[DATA EXTRACT Boundary: Start]

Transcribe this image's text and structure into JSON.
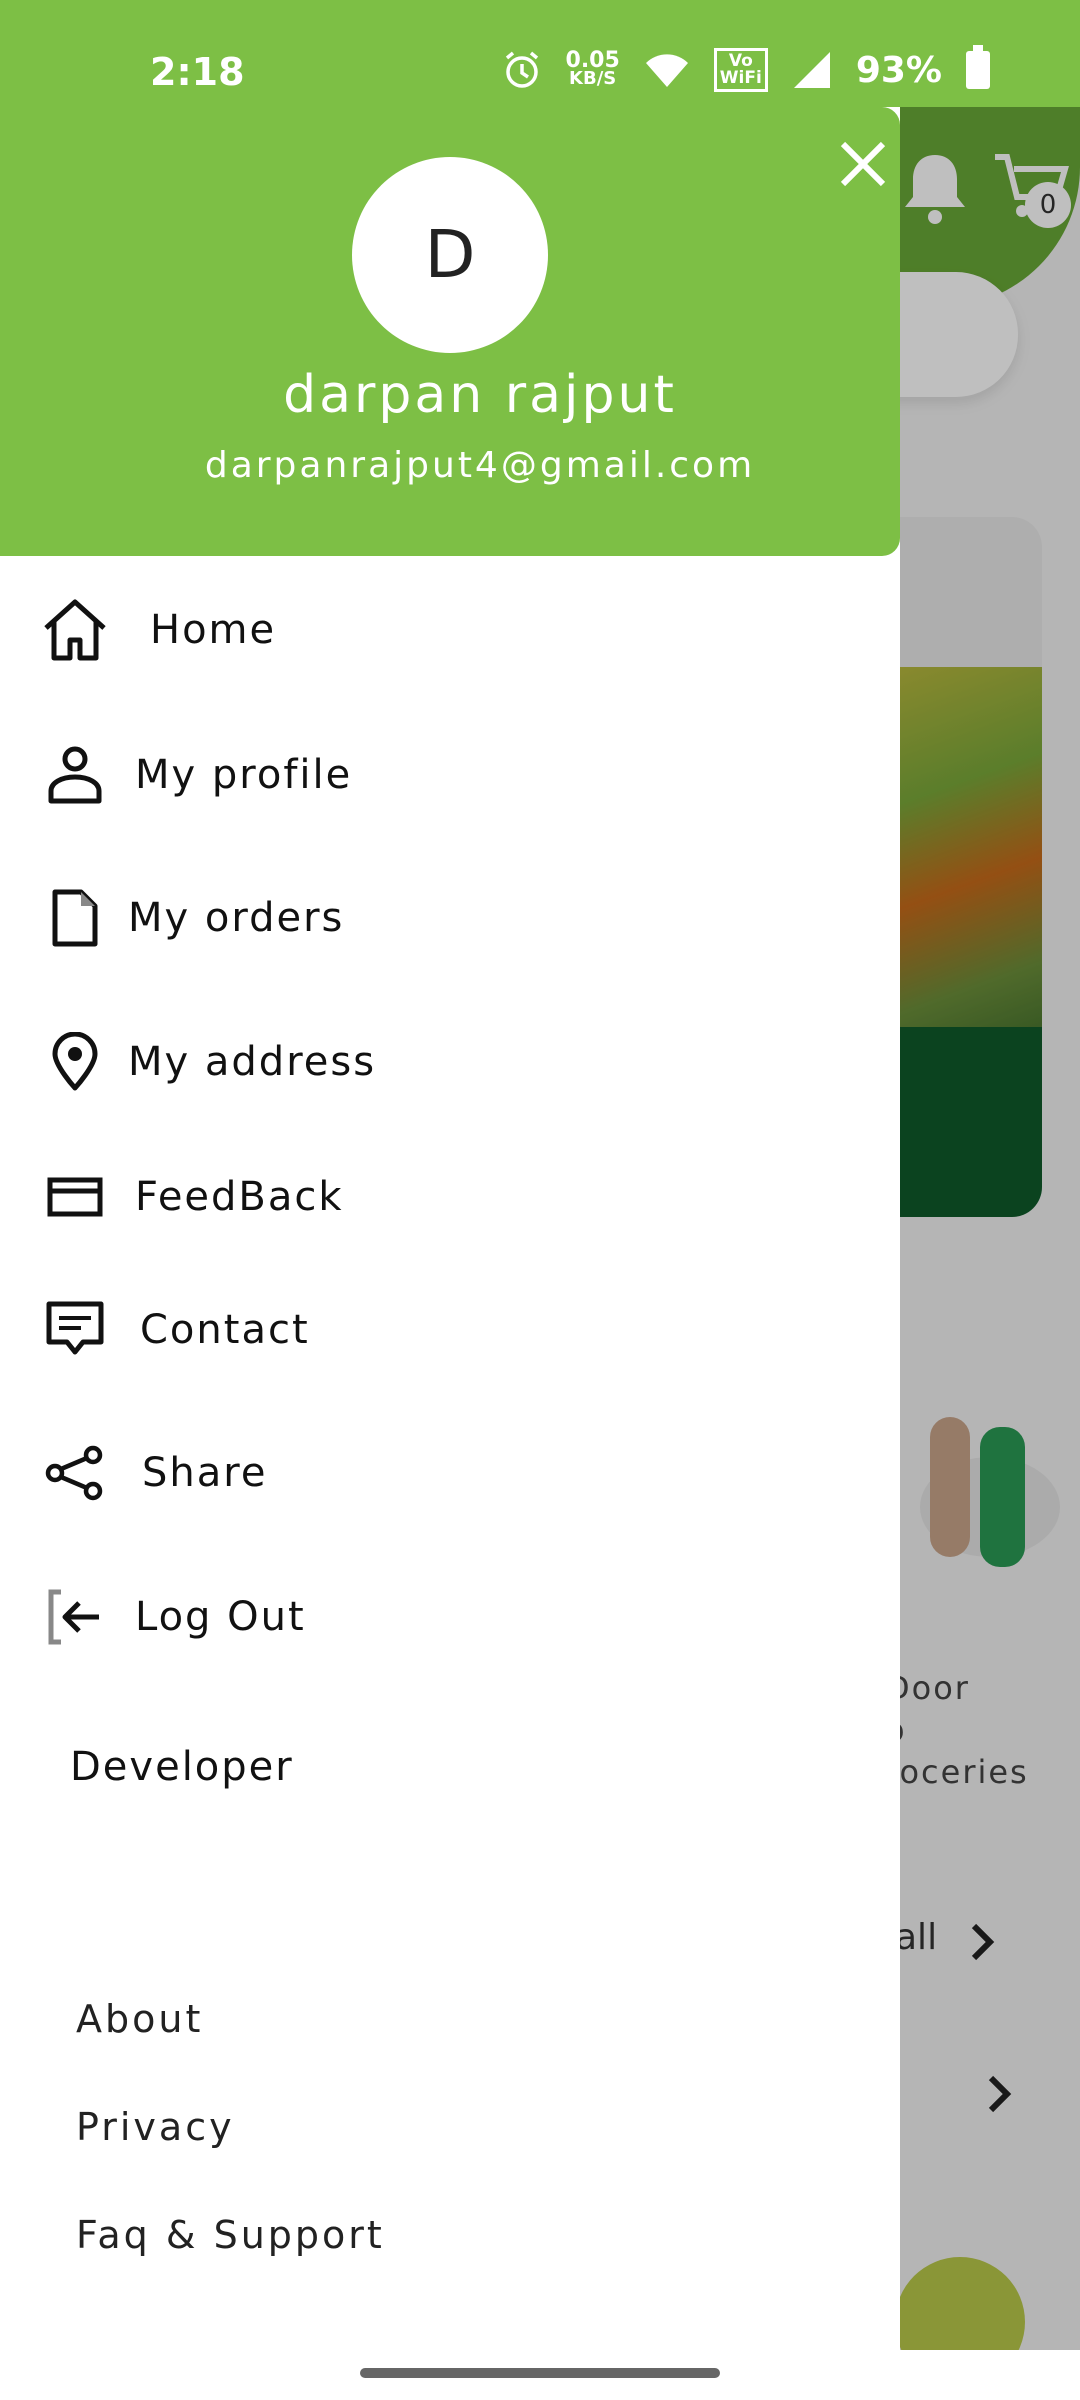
{
  "status_bar": {
    "time": "2:18",
    "net_speed_value": "0.05",
    "net_speed_unit": "KB/S",
    "vowifi_top": "Vo",
    "vowifi_bottom": "WiFi",
    "battery": "93%"
  },
  "background": {
    "cart_count": "0",
    "text_lines": [
      "Door",
      "o",
      "roceries"
    ],
    "see_all": "all"
  },
  "drawer": {
    "avatar_initial": "D",
    "user_name": "darpan rajput",
    "user_email": "darpanrajput4@gmail.com",
    "menu": [
      {
        "label": "Home",
        "icon": "home-icon"
      },
      {
        "label": "My profile",
        "icon": "person-icon"
      },
      {
        "label": "My orders",
        "icon": "document-icon"
      },
      {
        "label": "My address",
        "icon": "location-pin-icon"
      },
      {
        "label": "FeedBack",
        "icon": "feedback-icon"
      },
      {
        "label": "Contact",
        "icon": "message-icon"
      },
      {
        "label": "Share",
        "icon": "share-icon"
      },
      {
        "label": "Log Out",
        "icon": "logout-icon"
      }
    ],
    "developer_label": "Developer",
    "footer_links": [
      "About",
      "Privacy",
      "Faq & Support"
    ]
  },
  "colors": {
    "header_green": "#7dbf45",
    "background_green": "#69a937"
  }
}
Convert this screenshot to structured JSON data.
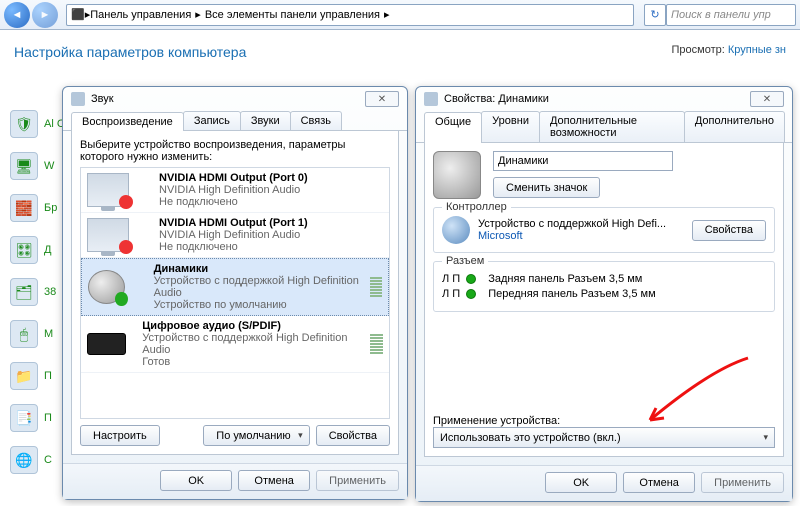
{
  "nav": {
    "crumb1": "Панель управления",
    "crumb2": "Все элементы панели управления",
    "search_placeholder": "Поиск в панели упр"
  },
  "page": {
    "title": "Настройка параметров компьютера",
    "view_lbl": "Просмотр:",
    "view_value": "Крупные зн"
  },
  "bg": [
    {
      "icon": "🛡",
      "text": "Al\nСе"
    },
    {
      "icon": "🖥",
      "text": "W"
    },
    {
      "icon": "🧱",
      "text": "Бр"
    },
    {
      "icon": "🎛",
      "text": "Д"
    },
    {
      "icon": "🗂",
      "text": "38"
    },
    {
      "icon": "🖱",
      "text": "М"
    },
    {
      "icon": "📁",
      "text": "П"
    },
    {
      "icon": "📑",
      "text": "П"
    },
    {
      "icon": "🌐",
      "text": "С"
    }
  ],
  "sound": {
    "title": "Звук",
    "tabs": [
      "Воспроизведение",
      "Запись",
      "Звуки",
      "Связь"
    ],
    "intro": "Выберите устройство воспроизведения, параметры которого нужно изменить:",
    "devices": [
      {
        "name": "NVIDIA HDMI Output (Port 0)",
        "sub": "NVIDIA High Definition Audio",
        "status": "Не подключено",
        "kind": "monitor",
        "badge": "red"
      },
      {
        "name": "NVIDIA HDMI Output (Port 1)",
        "sub": "NVIDIA High Definition Audio",
        "status": "Не подключено",
        "kind": "monitor",
        "badge": "red"
      },
      {
        "name": "Динамики",
        "sub": "Устройство с поддержкой High Definition Audio",
        "status": "Устройство по умолчанию",
        "kind": "speaker",
        "badge": "green"
      },
      {
        "name": "Цифровое аудио (S/PDIF)",
        "sub": "Устройство с поддержкой High Definition Audio",
        "status": "Готов",
        "kind": "spdif",
        "badge": ""
      }
    ],
    "configure": "Настроить",
    "default": "По умолчанию",
    "properties": "Свойства",
    "ok": "OK",
    "cancel": "Отмена",
    "apply": "Применить"
  },
  "props": {
    "title": "Свойства: Динамики",
    "tabs": [
      "Общие",
      "Уровни",
      "Дополнительные возможности",
      "Дополнительно"
    ],
    "name_value": "Динамики",
    "change_icon": "Сменить значок",
    "controller_legend": "Контроллер",
    "controller_name": "Устройство с поддержкой High Defi...",
    "controller_props": "Свойства",
    "vendor": "Microsoft",
    "jacks_legend": "Разъем",
    "lr": "Л П",
    "jack1": "Задняя панель Разъем 3,5 мм",
    "jack2": "Передняя панель Разъем 3,5 мм",
    "usage_label": "Применение устройства:",
    "usage_value": "Использовать это устройство (вкл.)",
    "ok": "OK",
    "cancel": "Отмена",
    "apply": "Применить"
  }
}
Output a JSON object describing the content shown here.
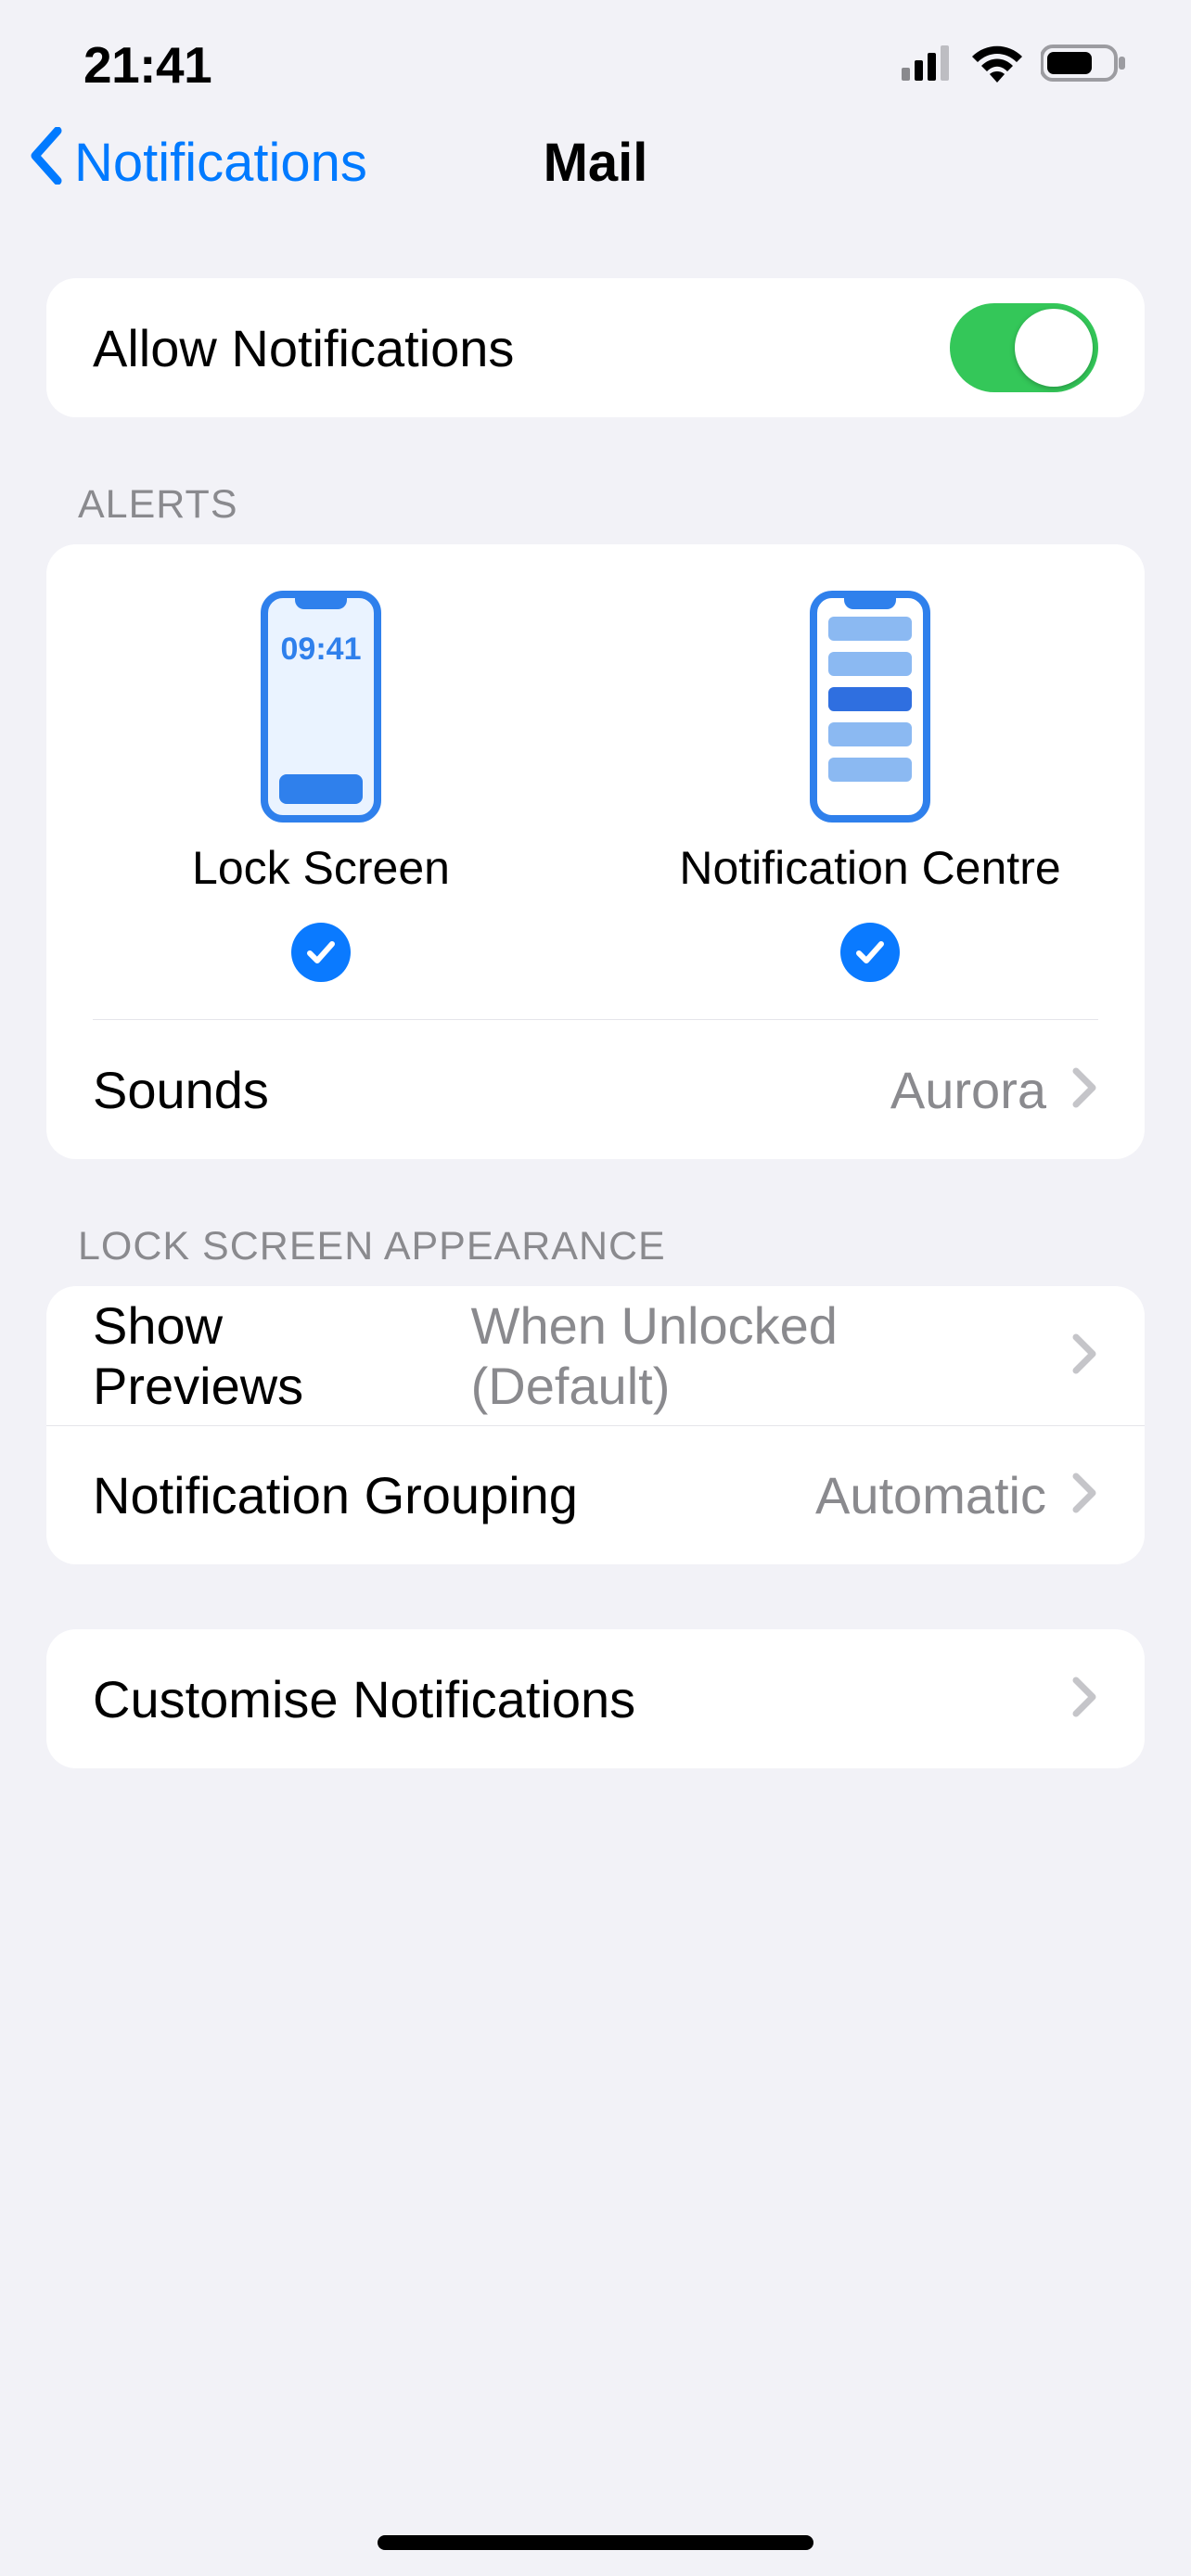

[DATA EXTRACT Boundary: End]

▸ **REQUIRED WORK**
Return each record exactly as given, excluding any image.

▸ **SOLUTION**
Transcribe this image's text and structure into JSON.
{
  "status_bar": {
    "time": "2:18",
    "net_speed_value": "0.05",
    "net_speed_unit": "KB/S",
    "vowifi_top": "Vo",
    "vowifi_bottom": "WiFi",
    "battery": "93%"
  },
  "background": {
    "cart_count": "0",
    "text_lines": [
      "Door",
      "o",
      "roceries"
    ],
    "see_all": "all"
  },
  "drawer": {
    "avatar_initial": "D",
    "user_name": "darpan rajput",
    "user_email": "darpanrajput4@gmail.com",
    "menu": [
      {
        "label": "Home",
        "icon": "home-icon"
      },
      {
        "label": "My profile",
        "icon": "person-icon"
      },
      {
        "label": "My orders",
        "icon": "document-icon"
      },
      {
        "label": "My address",
        "icon": "location-pin-icon"
      },
      {
        "label": "FeedBack",
        "icon": "feedback-icon"
      },
      {
        "label": "Contact",
        "icon": "message-icon"
      },
      {
        "label": "Share",
        "icon": "share-icon"
      },
      {
        "label": "Log Out",
        "icon": "logout-icon"
      }
    ],
    "developer_label": "Developer",
    "footer_links": [
      "About",
      "Privacy",
      "Faq & Support"
    ]
  },
  "colors": {
    "header_green": "#7dbf45",
    "background_green": "#69a937"
  }
}
Convert this screenshot to structured JSON data.
{
  "nav": {
    "crumb1": "Панель управления",
    "crumb2": "Все элементы панели управления",
    "search_placeholder": "Поиск в панели упр"
  },
  "page": {
    "title": "Настройка параметров компьютера",
    "view_lbl": "Просмотр:",
    "view_value": "Крупные зн"
  },
  "bg": [
    {
      "icon": "🛡",
      "text": "Al\nСе"
    },
    {
      "icon": "🖥",
      "text": "W"
    },
    {
      "icon": "🧱",
      "text": "Бр"
    },
    {
      "icon": "🎛",
      "text": "Д"
    },
    {
      "icon": "🗂",
      "text": "38"
    },
    {
      "icon": "🖱",
      "text": "М"
    },
    {
      "icon": "📁",
      "text": "П"
    },
    {
      "icon": "📑",
      "text": "П"
    },
    {
      "icon": "🌐",
      "text": "С"
    }
  ],
  "sound": {
    "title": "Звук",
    "tabs": [
      "Воспроизведение",
      "Запись",
      "Звуки",
      "Связь"
    ],
    "intro": "Выберите устройство воспроизведения, параметры которого нужно изменить:",
    "devices": [
      {
        "name": "NVIDIA HDMI Output (Port 0)",
        "sub": "NVIDIA High Definition Audio",
        "status": "Не подключено",
        "kind": "monitor",
        "badge": "red"
      },
      {
        "name": "NVIDIA HDMI Output (Port 1)",
        "sub": "NVIDIA High Definition Audio",
        "status": "Не подключено",
        "kind": "monitor",
        "badge": "red"
      },
      {
        "name": "Динамики",
        "sub": "Устройство с поддержкой High Definition Audio",
        "status": "Устройство по умолчанию",
        "kind": "speaker",
        "badge": "green"
      },
      {
        "name": "Цифровое аудио (S/PDIF)",
        "sub": "Устройство с поддержкой High Definition Audio",
        "status": "Готов",
        "kind": "spdif",
        "badge": ""
      }
    ],
    "configure": "Настроить",
    "default": "По умолчанию",
    "properties": "Свойства",
    "ok": "OK",
    "cancel": "Отмена",
    "apply": "Применить"
  },
  "props": {
    "title": "Свойства: Динамики",
    "tabs": [
      "Общие",
      "Уровни",
      "Дополнительные возможности",
      "Дополнительно"
    ],
    "name_value": "Динамики",
    "change_icon": "Сменить значок",
    "controller_legend": "Контроллер",
    "controller_name": "Устройство с поддержкой High Defi...",
    "controller_props": "Свойства",
    "vendor": "Microsoft",
    "jacks_legend": "Разъем",
    "lr": "Л П",
    "jack1": "Задняя панель Разъем 3,5 мм",
    "jack2": "Передняя панель Разъем 3,5 мм",
    "usage_label": "Применение устройства:",
    "usage_value": "Использовать это устройство (вкл.)",
    "ok": "OK",
    "cancel": "Отмена",
    "apply": "Применить"
  }
}
Output a JSON object describing the content shown here.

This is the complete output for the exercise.